YOUR ASSIGNMENT :: Read the data that follows. Then repeat it exactly.

↓

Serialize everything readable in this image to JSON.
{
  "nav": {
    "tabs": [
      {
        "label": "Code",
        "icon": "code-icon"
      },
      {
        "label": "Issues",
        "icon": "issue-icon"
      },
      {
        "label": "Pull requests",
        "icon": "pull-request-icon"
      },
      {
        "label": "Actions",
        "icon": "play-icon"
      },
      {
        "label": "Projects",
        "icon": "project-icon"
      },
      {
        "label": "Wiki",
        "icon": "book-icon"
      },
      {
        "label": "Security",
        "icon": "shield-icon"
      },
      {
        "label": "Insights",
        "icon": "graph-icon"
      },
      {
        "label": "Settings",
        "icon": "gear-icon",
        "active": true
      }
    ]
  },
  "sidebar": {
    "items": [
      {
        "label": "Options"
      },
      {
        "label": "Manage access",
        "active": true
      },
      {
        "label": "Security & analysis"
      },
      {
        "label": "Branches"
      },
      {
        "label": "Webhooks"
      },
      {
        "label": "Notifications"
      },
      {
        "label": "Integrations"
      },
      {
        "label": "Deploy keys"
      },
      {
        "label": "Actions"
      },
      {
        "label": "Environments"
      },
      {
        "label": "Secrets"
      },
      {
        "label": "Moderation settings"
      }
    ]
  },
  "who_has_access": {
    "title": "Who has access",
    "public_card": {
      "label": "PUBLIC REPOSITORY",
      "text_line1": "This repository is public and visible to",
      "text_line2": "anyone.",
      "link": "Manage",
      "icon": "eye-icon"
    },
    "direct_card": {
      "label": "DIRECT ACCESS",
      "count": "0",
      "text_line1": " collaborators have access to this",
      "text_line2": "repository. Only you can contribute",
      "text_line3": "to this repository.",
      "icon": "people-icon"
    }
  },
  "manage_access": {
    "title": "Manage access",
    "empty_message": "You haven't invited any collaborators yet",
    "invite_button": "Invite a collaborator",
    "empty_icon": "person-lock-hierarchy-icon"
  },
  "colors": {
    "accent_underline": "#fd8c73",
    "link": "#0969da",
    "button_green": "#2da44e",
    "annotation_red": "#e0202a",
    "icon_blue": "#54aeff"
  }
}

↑

RESPONSE ::
Serialize everything readable in this image to JSON.
{
  "nav": {
    "tabs": [
      {
        "label": "Code",
        "icon": "code-icon"
      },
      {
        "label": "Issues",
        "icon": "issue-icon"
      },
      {
        "label": "Pull requests",
        "icon": "pull-request-icon"
      },
      {
        "label": "Actions",
        "icon": "play-icon"
      },
      {
        "label": "Projects",
        "icon": "project-icon"
      },
      {
        "label": "Wiki",
        "icon": "book-icon"
      },
      {
        "label": "Security",
        "icon": "shield-icon"
      },
      {
        "label": "Insights",
        "icon": "graph-icon"
      },
      {
        "label": "Settings",
        "icon": "gear-icon",
        "active": true
      }
    ]
  },
  "sidebar": {
    "items": [
      {
        "label": "Options"
      },
      {
        "label": "Manage access",
        "active": true
      },
      {
        "label": "Security & analysis"
      },
      {
        "label": "Branches"
      },
      {
        "label": "Webhooks"
      },
      {
        "label": "Notifications"
      },
      {
        "label": "Integrations"
      },
      {
        "label": "Deploy keys"
      },
      {
        "label": "Actions"
      },
      {
        "label": "Environments"
      },
      {
        "label": "Secrets"
      },
      {
        "label": "Moderation settings"
      }
    ]
  },
  "who_has_access": {
    "title": "Who has access",
    "public_card": {
      "label": "PUBLIC REPOSITORY",
      "text_line1": "This repository is public and visible to",
      "text_line2": "anyone.",
      "link": "Manage",
      "icon": "eye-icon"
    },
    "direct_card": {
      "label": "DIRECT ACCESS",
      "count": "0",
      "text_line1": " collaborators have access to this",
      "text_line2": "repository. Only you can contribute",
      "text_line3": "to this repository.",
      "icon": "people-icon"
    }
  },
  "manage_access": {
    "title": "Manage access",
    "empty_message": "You haven't invited any collaborators yet",
    "invite_button": "Invite a collaborator",
    "empty_icon": "person-lock-hierarchy-icon"
  },
  "colors": {
    "accent_underline": "#fd8c73",
    "link": "#0969da",
    "button_green": "#2da44e",
    "annotation_red": "#e0202a",
    "icon_blue": "#54aeff"
  }
}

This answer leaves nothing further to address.